John M. Kennedy
University of Toronto

Optic and haptic: the picture

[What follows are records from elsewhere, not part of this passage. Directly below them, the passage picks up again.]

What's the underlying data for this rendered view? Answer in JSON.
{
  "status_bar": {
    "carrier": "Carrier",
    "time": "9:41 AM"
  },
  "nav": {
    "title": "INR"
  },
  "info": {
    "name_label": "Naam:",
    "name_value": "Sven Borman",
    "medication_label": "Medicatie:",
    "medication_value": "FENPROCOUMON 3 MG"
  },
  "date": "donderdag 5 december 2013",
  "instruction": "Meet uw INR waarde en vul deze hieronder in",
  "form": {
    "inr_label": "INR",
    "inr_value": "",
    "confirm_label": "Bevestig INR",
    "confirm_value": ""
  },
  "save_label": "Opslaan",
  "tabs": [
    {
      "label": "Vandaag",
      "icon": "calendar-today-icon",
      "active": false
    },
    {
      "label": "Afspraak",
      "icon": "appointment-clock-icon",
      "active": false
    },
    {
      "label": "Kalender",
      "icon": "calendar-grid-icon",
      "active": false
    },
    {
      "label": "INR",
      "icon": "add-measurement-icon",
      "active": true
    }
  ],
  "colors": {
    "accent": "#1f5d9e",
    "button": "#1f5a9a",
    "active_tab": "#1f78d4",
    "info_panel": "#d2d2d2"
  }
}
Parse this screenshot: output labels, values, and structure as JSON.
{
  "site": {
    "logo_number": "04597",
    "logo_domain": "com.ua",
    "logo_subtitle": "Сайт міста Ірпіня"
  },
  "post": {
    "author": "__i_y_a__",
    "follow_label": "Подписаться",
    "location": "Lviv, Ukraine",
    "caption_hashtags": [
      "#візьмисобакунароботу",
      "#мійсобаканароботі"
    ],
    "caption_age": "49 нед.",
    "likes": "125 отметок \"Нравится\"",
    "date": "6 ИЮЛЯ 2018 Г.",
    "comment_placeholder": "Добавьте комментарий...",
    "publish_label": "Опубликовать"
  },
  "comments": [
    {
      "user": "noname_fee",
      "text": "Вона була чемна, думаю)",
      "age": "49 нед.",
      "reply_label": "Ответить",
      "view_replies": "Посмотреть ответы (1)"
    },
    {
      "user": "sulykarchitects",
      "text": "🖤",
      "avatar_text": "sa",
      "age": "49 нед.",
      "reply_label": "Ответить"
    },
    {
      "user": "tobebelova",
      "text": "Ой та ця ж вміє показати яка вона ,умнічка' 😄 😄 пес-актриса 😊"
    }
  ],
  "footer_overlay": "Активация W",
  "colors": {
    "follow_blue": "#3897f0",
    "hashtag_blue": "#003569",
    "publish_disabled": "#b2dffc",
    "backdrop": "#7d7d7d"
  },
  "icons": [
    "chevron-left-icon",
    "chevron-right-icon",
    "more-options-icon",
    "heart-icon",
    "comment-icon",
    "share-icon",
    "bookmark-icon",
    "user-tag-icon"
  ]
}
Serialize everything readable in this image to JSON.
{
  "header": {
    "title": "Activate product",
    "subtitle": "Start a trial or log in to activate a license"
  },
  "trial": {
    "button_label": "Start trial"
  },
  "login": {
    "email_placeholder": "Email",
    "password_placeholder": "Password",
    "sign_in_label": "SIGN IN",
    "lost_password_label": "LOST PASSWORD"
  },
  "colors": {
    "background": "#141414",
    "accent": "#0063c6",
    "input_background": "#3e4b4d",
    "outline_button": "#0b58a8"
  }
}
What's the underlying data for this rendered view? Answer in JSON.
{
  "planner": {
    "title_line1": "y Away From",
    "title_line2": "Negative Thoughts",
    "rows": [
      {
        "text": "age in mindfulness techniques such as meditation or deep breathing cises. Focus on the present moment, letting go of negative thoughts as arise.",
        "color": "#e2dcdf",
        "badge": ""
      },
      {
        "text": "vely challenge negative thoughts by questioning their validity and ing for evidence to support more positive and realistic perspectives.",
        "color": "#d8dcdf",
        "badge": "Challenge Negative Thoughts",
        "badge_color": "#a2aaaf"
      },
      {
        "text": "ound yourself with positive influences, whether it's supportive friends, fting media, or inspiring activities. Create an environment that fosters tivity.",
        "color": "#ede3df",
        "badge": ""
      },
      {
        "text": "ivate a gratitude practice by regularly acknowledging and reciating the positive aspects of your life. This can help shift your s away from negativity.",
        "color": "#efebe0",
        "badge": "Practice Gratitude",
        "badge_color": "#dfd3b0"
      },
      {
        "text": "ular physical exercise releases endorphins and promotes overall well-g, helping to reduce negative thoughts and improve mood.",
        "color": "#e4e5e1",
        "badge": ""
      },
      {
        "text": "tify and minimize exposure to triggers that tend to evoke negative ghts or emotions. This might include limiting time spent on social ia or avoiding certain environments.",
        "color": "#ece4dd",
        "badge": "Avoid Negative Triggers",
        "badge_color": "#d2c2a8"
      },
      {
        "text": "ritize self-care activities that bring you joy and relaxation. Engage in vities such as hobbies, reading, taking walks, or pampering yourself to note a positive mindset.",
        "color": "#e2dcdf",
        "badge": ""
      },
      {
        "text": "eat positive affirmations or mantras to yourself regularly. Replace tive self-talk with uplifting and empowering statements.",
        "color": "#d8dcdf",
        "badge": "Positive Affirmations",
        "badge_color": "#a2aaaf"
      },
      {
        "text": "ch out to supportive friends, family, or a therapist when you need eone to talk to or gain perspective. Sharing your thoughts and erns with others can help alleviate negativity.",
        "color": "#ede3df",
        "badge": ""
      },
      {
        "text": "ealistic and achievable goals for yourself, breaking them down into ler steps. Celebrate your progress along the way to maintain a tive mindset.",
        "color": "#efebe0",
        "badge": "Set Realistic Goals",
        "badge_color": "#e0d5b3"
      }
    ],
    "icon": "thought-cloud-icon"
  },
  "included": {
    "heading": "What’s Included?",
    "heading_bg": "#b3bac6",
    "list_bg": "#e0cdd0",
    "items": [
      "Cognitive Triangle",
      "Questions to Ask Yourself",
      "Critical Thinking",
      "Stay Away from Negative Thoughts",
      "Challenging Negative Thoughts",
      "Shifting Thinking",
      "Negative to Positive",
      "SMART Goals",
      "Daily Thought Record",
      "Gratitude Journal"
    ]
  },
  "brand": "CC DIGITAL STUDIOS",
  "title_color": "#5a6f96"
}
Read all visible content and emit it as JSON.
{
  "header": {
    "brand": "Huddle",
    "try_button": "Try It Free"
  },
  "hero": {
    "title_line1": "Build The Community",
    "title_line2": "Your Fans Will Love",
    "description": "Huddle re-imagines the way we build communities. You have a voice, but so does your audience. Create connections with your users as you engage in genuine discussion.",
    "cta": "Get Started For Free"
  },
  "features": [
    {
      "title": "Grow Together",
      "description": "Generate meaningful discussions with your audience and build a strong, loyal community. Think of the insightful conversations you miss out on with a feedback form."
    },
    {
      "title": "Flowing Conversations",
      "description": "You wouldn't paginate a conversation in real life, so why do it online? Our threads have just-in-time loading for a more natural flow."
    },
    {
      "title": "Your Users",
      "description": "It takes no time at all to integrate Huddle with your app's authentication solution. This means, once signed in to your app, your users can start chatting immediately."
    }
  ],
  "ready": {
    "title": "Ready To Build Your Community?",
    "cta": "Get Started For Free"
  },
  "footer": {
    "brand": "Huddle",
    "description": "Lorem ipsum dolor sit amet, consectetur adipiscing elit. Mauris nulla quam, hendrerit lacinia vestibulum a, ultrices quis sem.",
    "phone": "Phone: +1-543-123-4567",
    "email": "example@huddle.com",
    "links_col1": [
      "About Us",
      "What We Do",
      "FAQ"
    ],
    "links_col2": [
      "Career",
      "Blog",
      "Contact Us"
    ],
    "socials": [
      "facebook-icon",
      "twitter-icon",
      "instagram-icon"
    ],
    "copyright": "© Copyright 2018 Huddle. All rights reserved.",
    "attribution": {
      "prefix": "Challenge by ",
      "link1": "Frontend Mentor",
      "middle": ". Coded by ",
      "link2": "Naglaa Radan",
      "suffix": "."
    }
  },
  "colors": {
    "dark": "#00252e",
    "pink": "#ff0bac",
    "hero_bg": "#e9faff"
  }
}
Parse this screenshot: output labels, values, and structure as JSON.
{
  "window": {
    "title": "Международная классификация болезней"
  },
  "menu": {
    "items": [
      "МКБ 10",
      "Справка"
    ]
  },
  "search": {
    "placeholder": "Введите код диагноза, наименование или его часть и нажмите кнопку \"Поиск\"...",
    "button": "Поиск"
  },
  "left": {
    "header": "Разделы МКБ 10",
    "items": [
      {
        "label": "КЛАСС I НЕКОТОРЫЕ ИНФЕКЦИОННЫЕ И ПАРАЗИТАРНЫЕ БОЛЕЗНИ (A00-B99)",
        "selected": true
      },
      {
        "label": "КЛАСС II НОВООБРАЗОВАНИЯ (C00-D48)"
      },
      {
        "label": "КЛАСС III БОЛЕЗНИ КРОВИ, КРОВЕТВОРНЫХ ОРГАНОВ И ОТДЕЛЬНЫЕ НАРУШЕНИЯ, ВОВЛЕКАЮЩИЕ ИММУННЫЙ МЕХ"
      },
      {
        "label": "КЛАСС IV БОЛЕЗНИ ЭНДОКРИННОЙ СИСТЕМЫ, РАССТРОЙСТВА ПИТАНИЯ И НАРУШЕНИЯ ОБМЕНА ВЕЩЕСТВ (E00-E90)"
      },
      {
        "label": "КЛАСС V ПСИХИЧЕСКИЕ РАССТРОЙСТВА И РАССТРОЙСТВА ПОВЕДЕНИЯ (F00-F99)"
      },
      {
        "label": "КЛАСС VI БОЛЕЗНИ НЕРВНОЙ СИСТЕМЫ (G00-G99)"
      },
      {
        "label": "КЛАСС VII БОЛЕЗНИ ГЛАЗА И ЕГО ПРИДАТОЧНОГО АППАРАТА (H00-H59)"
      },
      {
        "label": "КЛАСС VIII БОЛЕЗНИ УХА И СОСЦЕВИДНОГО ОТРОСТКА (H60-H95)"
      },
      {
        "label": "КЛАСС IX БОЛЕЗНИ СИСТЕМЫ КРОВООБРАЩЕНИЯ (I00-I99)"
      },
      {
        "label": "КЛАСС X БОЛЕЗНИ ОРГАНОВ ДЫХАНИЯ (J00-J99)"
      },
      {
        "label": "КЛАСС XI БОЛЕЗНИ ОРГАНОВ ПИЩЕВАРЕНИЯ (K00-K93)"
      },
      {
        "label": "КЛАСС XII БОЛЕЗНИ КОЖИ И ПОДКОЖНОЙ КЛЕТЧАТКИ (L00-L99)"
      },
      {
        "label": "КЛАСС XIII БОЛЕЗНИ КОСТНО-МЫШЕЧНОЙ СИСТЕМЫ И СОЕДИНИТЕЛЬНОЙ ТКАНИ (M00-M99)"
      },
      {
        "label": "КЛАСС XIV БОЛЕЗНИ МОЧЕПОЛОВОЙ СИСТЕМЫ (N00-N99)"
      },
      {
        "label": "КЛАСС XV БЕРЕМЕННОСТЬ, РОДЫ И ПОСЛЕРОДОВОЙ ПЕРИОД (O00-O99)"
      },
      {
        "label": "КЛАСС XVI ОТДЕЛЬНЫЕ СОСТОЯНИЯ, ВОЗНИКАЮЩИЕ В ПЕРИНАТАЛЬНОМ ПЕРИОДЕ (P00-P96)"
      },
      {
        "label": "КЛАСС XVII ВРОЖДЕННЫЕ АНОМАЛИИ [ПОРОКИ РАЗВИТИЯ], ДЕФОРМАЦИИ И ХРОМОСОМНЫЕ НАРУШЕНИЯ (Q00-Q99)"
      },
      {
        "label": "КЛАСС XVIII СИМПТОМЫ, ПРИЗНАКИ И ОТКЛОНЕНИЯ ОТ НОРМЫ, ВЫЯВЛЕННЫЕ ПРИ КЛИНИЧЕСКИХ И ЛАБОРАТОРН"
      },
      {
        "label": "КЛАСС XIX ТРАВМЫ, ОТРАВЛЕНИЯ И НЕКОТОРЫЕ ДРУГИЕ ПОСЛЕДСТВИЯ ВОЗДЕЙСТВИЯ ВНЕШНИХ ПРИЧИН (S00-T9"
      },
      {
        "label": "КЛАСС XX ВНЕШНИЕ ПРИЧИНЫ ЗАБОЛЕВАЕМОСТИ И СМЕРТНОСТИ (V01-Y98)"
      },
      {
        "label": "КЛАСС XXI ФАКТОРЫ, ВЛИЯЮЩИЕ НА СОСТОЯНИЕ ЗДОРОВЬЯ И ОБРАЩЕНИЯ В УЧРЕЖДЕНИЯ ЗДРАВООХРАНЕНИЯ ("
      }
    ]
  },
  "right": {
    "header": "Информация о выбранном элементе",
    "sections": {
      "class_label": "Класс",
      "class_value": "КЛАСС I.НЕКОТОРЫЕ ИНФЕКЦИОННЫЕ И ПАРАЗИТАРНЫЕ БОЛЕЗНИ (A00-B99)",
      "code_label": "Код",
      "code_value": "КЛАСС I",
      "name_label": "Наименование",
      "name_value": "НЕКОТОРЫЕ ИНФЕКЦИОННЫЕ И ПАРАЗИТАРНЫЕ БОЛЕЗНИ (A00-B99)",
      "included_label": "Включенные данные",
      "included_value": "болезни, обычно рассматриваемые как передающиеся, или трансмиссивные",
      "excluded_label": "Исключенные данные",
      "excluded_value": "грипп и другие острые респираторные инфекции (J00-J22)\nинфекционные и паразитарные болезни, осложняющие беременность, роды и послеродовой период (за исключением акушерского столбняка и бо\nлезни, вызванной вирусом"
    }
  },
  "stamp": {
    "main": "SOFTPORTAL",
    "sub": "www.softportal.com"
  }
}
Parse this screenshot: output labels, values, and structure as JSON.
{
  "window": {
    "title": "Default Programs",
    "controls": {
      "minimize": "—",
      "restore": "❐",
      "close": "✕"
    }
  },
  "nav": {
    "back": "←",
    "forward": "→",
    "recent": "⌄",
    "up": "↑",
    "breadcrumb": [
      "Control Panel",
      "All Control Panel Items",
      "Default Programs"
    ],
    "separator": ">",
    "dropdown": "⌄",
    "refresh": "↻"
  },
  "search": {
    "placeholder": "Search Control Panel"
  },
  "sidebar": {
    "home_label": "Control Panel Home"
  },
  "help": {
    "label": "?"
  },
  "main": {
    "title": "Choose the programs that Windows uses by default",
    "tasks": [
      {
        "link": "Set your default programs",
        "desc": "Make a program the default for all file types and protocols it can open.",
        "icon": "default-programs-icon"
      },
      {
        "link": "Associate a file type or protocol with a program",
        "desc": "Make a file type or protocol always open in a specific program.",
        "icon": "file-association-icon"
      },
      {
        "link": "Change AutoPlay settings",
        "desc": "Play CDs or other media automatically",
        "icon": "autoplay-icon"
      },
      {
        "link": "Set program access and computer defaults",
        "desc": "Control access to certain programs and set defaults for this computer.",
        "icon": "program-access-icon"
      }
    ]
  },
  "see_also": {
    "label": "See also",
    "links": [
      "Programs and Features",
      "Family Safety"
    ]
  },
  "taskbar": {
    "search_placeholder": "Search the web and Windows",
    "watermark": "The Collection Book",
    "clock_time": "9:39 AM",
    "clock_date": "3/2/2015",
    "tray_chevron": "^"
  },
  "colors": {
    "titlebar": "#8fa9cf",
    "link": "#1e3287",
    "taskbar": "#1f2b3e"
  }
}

J. M. Kennedy argues outline pictures are intelligible to the sighted and the blind. The sighted use lines in visible pictures to stand for edges of surfaces. The blind can use raised lines in tangible pictures in a similar fashion. One controversy in this claim is that some surface edges imply the vantage point of the observer. D. Lopes accepts this clam, and argues this helps us understand pictures in vision. R. Hopkins argues there is no equivalent in touch for vision's single vantage point, since touch involves extended regions. Hopkins argues tactile pictures give rise to beliefs. Here, it is proposed that observer's reach out from fixed locations, implying a single vantage point. Also, tactile observers readily entertain different scales, and the body that is extended at one scale is a point at a larger scale. Further, projection is a common conception for the sighted and the blind, both. These amplifications of the notion of the tactile vantage point help lessen the need to call the awareness that tactile pictures give a allow. The evidence that requires analysis of vantage points in touch is chiefly derived from congenitally blind adults and children interpreting pictures and drawing pictures in ways readily identified by the sighted at rates far above chance. This evidence has been obtained from individuals in North America, Europe and recently from Turkey. A notable case is a blind girl from Italy who has been drawing at length since age 3.